#### WHAT THE EXERCISE ASKS
Scan the material and copy out each line where the word "name" occurs.

#### INFORMATION GIVEN
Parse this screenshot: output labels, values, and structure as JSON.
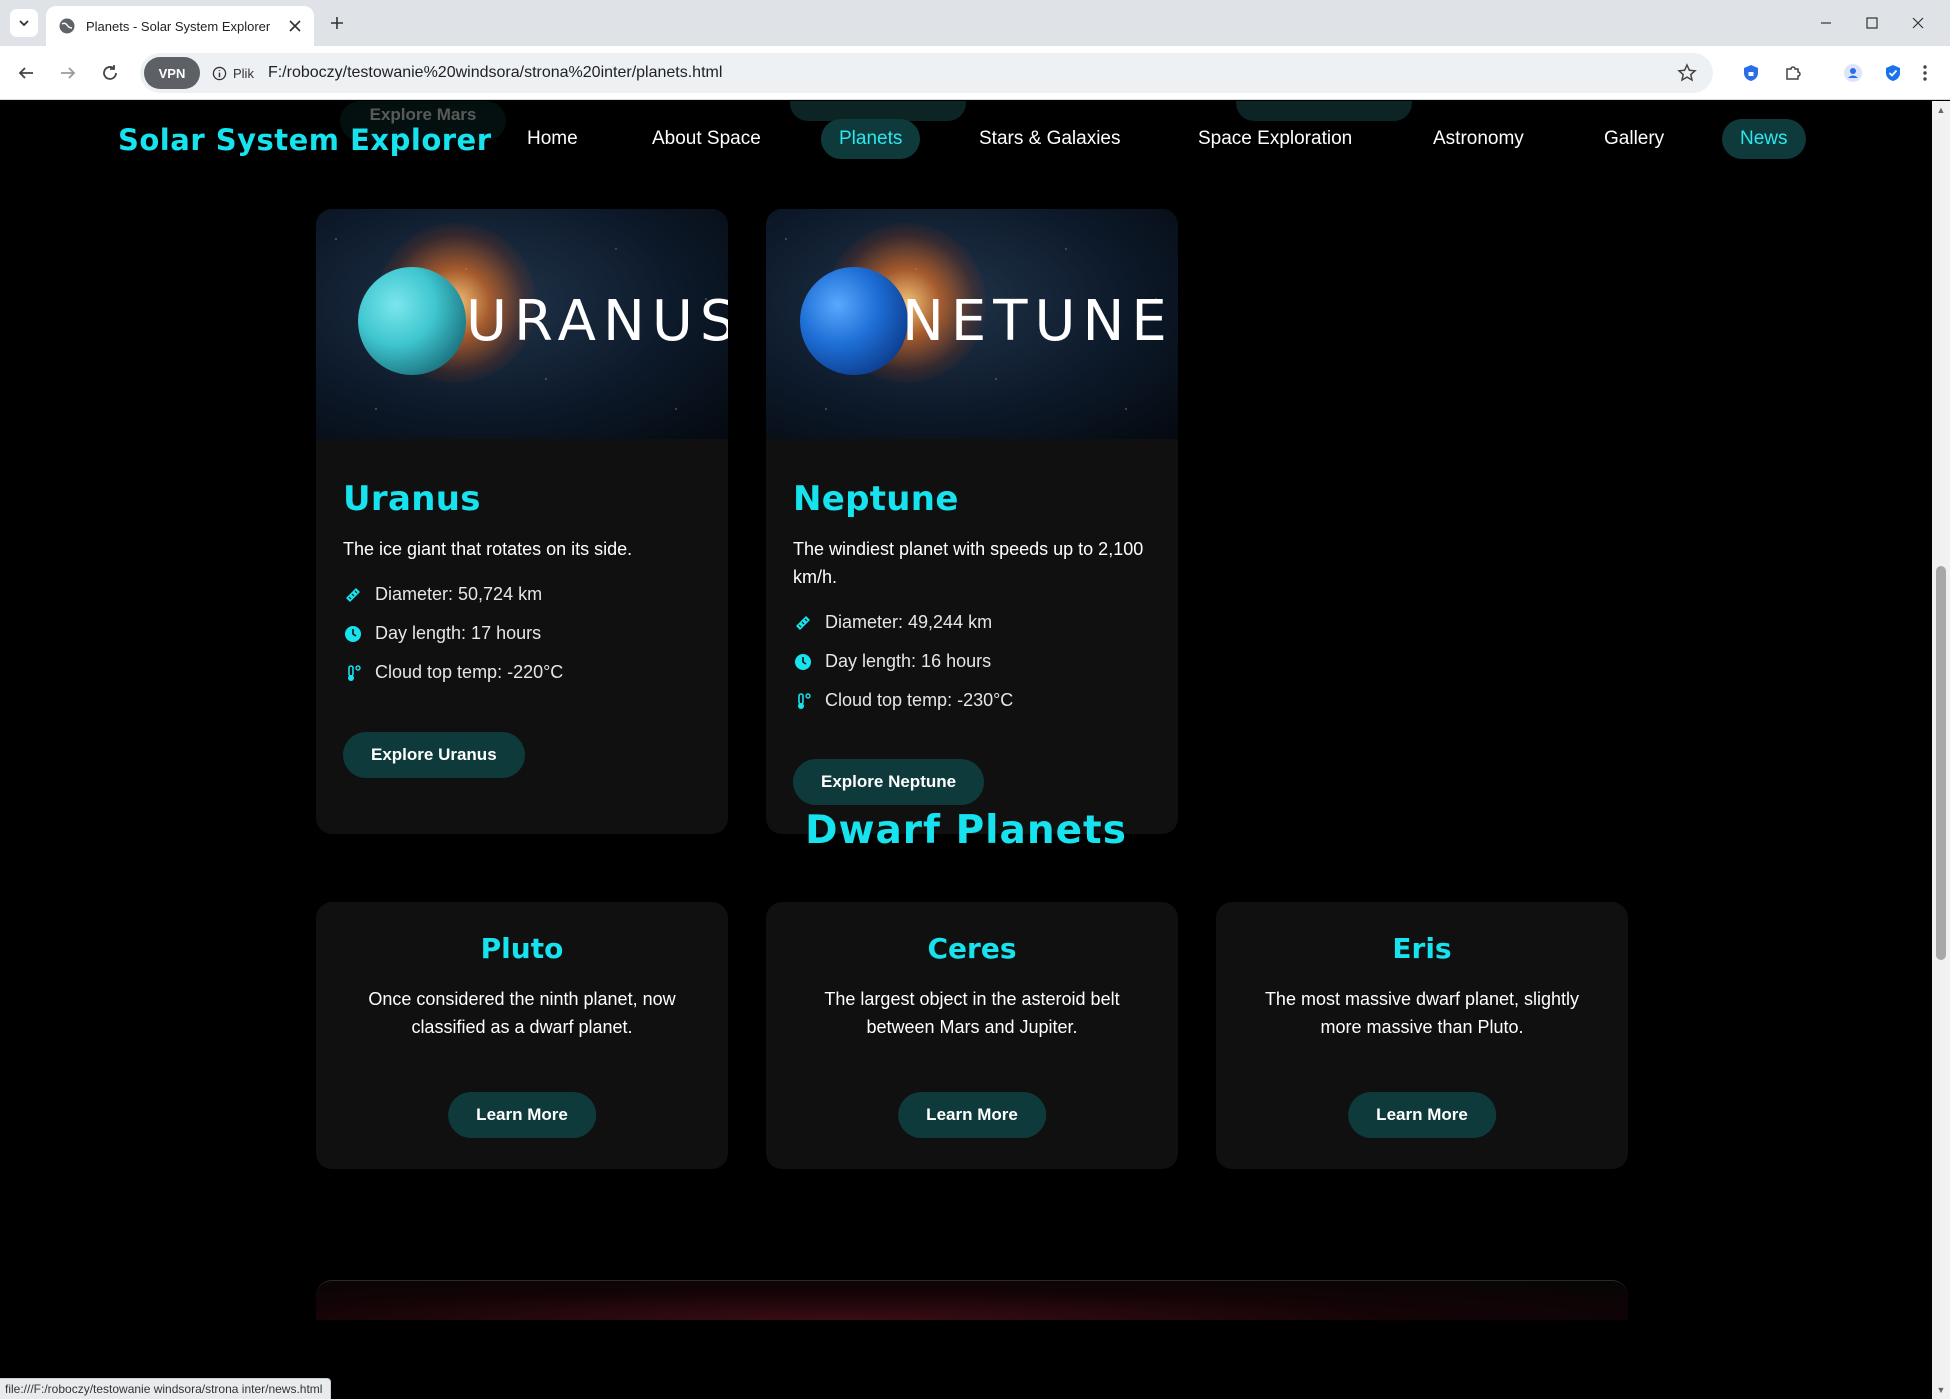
{
  "browser": {
    "tab_title": "Planets - Solar System Explorer",
    "vpn_label": "VPN",
    "site_info_label": "Plik",
    "url": "F:/roboczy/testowanie%20windsora/strona%20inter/planets.html",
    "status_url": "file:///F:/roboczy/testowanie windsora/strona inter/news.html"
  },
  "site": {
    "logo": "Solar System Explorer",
    "nav": [
      "Home",
      "About Space",
      "Planets",
      "Stars & Galaxies",
      "Space Exploration",
      "Astronomy",
      "Gallery",
      "News"
    ],
    "partial_button": "Explore Mars"
  },
  "planets": [
    {
      "image_word": "URANUS",
      "name": "Uranus",
      "description": "The ice giant that rotates on its side.",
      "facts": [
        "Diameter: 50,724 km",
        "Day length: 17 hours",
        "Cloud top temp: -220°C"
      ],
      "button": "Explore Uranus",
      "planet_color": "#3fc6cf"
    },
    {
      "image_word": "NETUNE",
      "name": "Neptune",
      "description": "The windiest planet with speeds up to 2,100 km/h.",
      "facts": [
        "Diameter: 49,244 km",
        "Day length: 16 hours",
        "Cloud top temp: -230°C"
      ],
      "button": "Explore Neptune",
      "planet_color": "#1e6fd6"
    }
  ],
  "dwarf_section": {
    "title": "Dwarf Planets",
    "items": [
      {
        "name": "Pluto",
        "description": "Once considered the ninth planet, now classified as a dwarf planet.",
        "button": "Learn More"
      },
      {
        "name": "Ceres",
        "description": "The largest object in the asteroid belt between Mars and Jupiter.",
        "button": "Learn More"
      },
      {
        "name": "Eris",
        "description": "The most massive dwarf planet, slightly more massive than Pluto.",
        "button": "Learn More"
      }
    ]
  },
  "colors": {
    "accent": "#16e3ee",
    "button_bg": "#0e3a3c",
    "card_bg": "#101010",
    "page_bg": "#000000"
  }
}
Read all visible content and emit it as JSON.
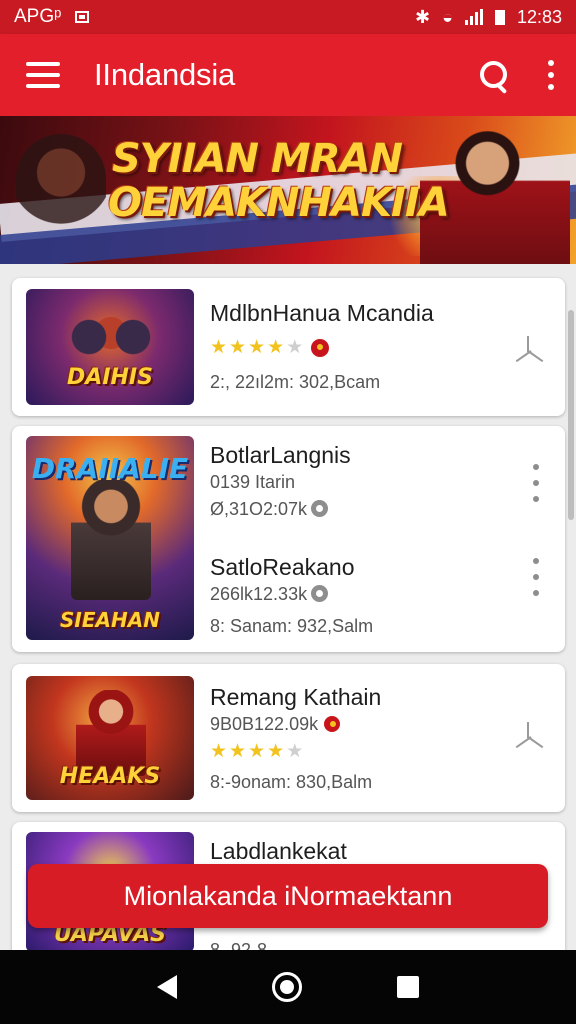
{
  "status_bar": {
    "left_label": "APGᵖ",
    "time": "12:83"
  },
  "app_bar": {
    "title": "IIndandsia"
  },
  "banner": {
    "line1": "SYIIAN MRAN",
    "line2": "OEMAKNHAKIIA"
  },
  "items": [
    {
      "name": "MdlbnHanua Mcandia",
      "rating": 3.5,
      "meta": "2:, 22ıl2m:  302,Bcam",
      "thumb_text": "DAIHIS"
    },
    {
      "name": "BotlarLangnis",
      "meta1": "0139 Itarin",
      "meta2": "Ø,31O2:07k",
      "thumb_text_top": "DRAIIALIE",
      "thumb_text_bottom": "SIEAHAN"
    },
    {
      "name": "SatloReakano",
      "meta1": "266lk12.33k",
      "meta2": "8:  Sanam:  932,Salm"
    },
    {
      "name": "Remang Kathain",
      "rating": 3.5,
      "meta1": "9B0B122.09k",
      "meta2": "8:-9onam:  830,Balm",
      "thumb_text": "HEAAKS"
    },
    {
      "name": "Labdlankekat",
      "meta1": "8· 92·8·",
      "thumb_text": "UAPAVAS"
    }
  ],
  "cta": {
    "label": "Mionlakanda iNormaektann"
  },
  "colors": {
    "primary": "#e21f2a",
    "status_bar": "#c81a22",
    "star": "#f2c31e"
  },
  "icons": [
    "menu-icon",
    "search-icon",
    "more-vert-icon",
    "bluetooth-icon",
    "wifi-icon",
    "signal-icon",
    "battery-icon",
    "install-icon",
    "back-icon",
    "home-icon",
    "recents-icon"
  ]
}
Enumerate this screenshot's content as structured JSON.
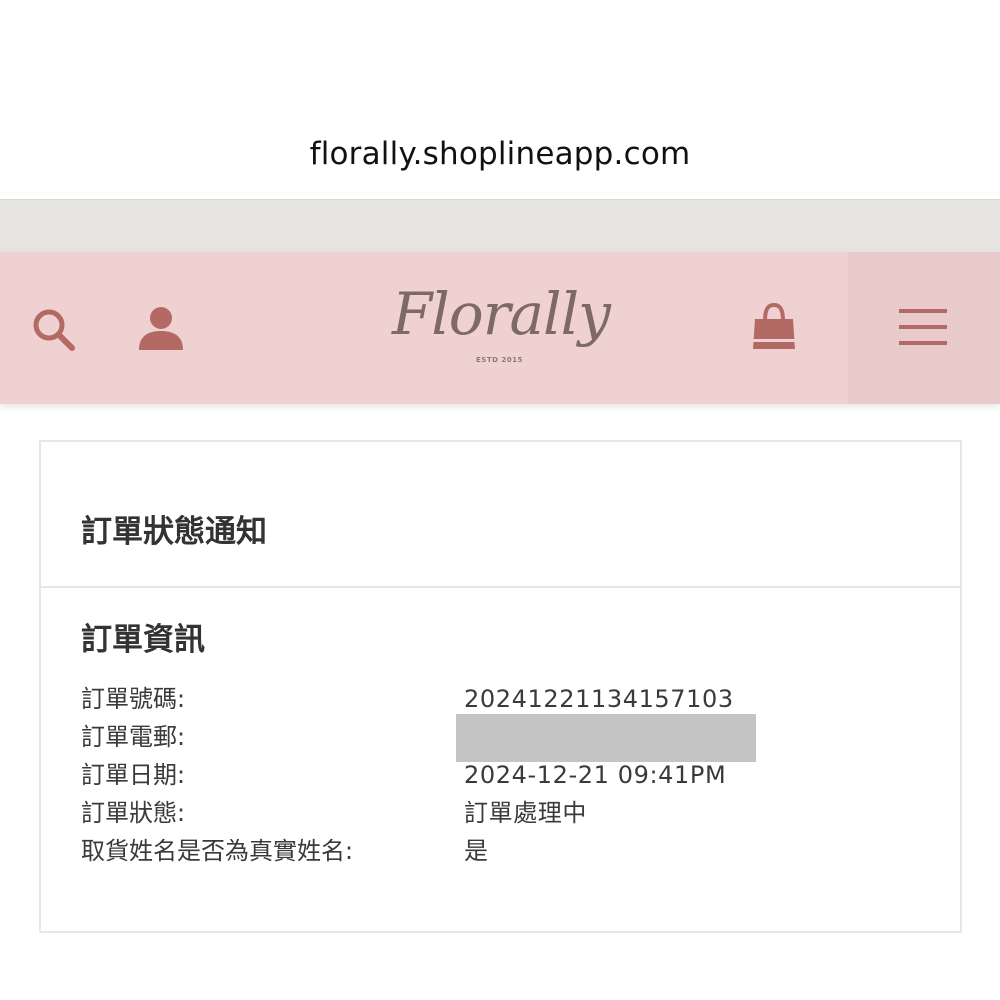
{
  "browser": {
    "url": "florally.shoplineapp.com"
  },
  "header": {
    "logo_text": "Florally",
    "logo_subtext": "ESTD 2015",
    "icons": [
      "search-icon",
      "user-icon",
      "shopping-bag-icon",
      "hamburger-menu-icon"
    ],
    "accent_color": "#b46a64",
    "background_color": "#efd1d2"
  },
  "page": {
    "title": "訂單狀態通知",
    "section_title": "訂單資訊",
    "fields": [
      {
        "label": "訂單號碼:",
        "value": "20241221134157103"
      },
      {
        "label": "訂單電郵:",
        "value": ""
      },
      {
        "label": "訂單日期:",
        "value": "2024-12-21 09:41PM"
      },
      {
        "label": "訂單狀態:",
        "value": "訂單處理中"
      },
      {
        "label": "取貨姓名是否為真實姓名:",
        "value": "是"
      }
    ]
  }
}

#### EXERCISE ANSWER
      "name": "Uranus",
      "name": "Neptune",
        "name": "Pluto",
        "name": "Ceres",
        "name": "Eris",
      "name": "MdlbnHanua Mcandia",
      "name": "BotlarLangnis",
      "name": "SatloReakano",
      "name": "Remang Kathain",
      "name": "Labdlankekat",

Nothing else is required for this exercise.